> [EXERCISE DIRECTIONS] Write down the whole listing below again without changing a word.

----------

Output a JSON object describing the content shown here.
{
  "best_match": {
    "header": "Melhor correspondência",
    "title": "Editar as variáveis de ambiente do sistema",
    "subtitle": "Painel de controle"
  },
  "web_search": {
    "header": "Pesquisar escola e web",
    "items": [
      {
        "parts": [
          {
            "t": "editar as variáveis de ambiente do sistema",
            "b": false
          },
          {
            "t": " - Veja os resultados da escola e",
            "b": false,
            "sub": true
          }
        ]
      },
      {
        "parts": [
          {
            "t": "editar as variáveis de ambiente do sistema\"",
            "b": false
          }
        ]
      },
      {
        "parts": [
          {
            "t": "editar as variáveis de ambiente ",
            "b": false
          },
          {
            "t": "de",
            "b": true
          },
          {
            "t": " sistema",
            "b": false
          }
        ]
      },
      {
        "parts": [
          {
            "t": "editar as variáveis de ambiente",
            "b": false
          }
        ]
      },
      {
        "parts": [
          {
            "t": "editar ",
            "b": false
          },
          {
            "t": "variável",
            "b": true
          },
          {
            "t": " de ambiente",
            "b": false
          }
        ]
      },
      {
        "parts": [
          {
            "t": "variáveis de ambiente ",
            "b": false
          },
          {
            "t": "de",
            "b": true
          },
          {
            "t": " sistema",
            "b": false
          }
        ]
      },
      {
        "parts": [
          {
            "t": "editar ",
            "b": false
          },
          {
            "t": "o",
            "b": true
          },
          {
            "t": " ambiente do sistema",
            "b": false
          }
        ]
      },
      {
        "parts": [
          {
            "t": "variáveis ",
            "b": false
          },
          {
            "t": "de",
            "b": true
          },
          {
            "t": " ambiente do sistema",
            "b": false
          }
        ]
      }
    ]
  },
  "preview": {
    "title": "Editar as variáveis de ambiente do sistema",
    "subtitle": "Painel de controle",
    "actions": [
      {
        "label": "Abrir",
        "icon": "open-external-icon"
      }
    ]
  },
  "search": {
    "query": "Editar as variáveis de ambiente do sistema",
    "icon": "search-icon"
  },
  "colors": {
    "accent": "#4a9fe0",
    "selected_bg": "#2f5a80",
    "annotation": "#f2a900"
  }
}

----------

> [YOUR RESPONSE]
Output a JSON object describing the content shown here.
{
  "best_match": {
    "header": "Melhor correspondência",
    "title": "Editar as variáveis de ambiente do sistema",
    "subtitle": "Painel de controle"
  },
  "web_search": {
    "header": "Pesquisar escola e web",
    "items": [
      {
        "parts": [
          {
            "t": "editar as variáveis de ambiente do sistema",
            "b": false
          },
          {
            "t": " - Veja os resultados da escola e",
            "b": false,
            "sub": true
          }
        ]
      },
      {
        "parts": [
          {
            "t": "editar as variáveis de ambiente do sistema\"",
            "b": false
          }
        ]
      },
      {
        "parts": [
          {
            "t": "editar as variáveis de ambiente ",
            "b": false
          },
          {
            "t": "de",
            "b": true
          },
          {
            "t": " sistema",
            "b": false
          }
        ]
      },
      {
        "parts": [
          {
            "t": "editar as variáveis de ambiente",
            "b": false
          }
        ]
      },
      {
        "parts": [
          {
            "t": "editar ",
            "b": false
          },
          {
            "t": "variável",
            "b": true
          },
          {
            "t": " de ambiente",
            "b": false
          }
        ]
      },
      {
        "parts": [
          {
            "t": "variáveis de ambiente ",
            "b": false
          },
          {
            "t": "de",
            "b": true
          },
          {
            "t": " sistema",
            "b": false
          }
        ]
      },
      {
        "parts": [
          {
            "t": "editar ",
            "b": false
          },
          {
            "t": "o",
            "b": true
          },
          {
            "t": " ambiente do sistema",
            "b": false
          }
        ]
      },
      {
        "parts": [
          {
            "t": "variáveis ",
            "b": false
          },
          {
            "t": "de",
            "b": true
          },
          {
            "t": " ambiente do sistema",
            "b": false
          }
        ]
      }
    ]
  },
  "preview": {
    "title": "Editar as variáveis de ambiente do sistema",
    "subtitle": "Painel de controle",
    "actions": [
      {
        "label": "Abrir",
        "icon": "open-external-icon"
      }
    ]
  },
  "search": {
    "query": "Editar as variáveis de ambiente do sistema",
    "icon": "search-icon"
  },
  "colors": {
    "accent": "#4a9fe0",
    "selected_bg": "#2f5a80",
    "annotation": "#f2a900"
  }
}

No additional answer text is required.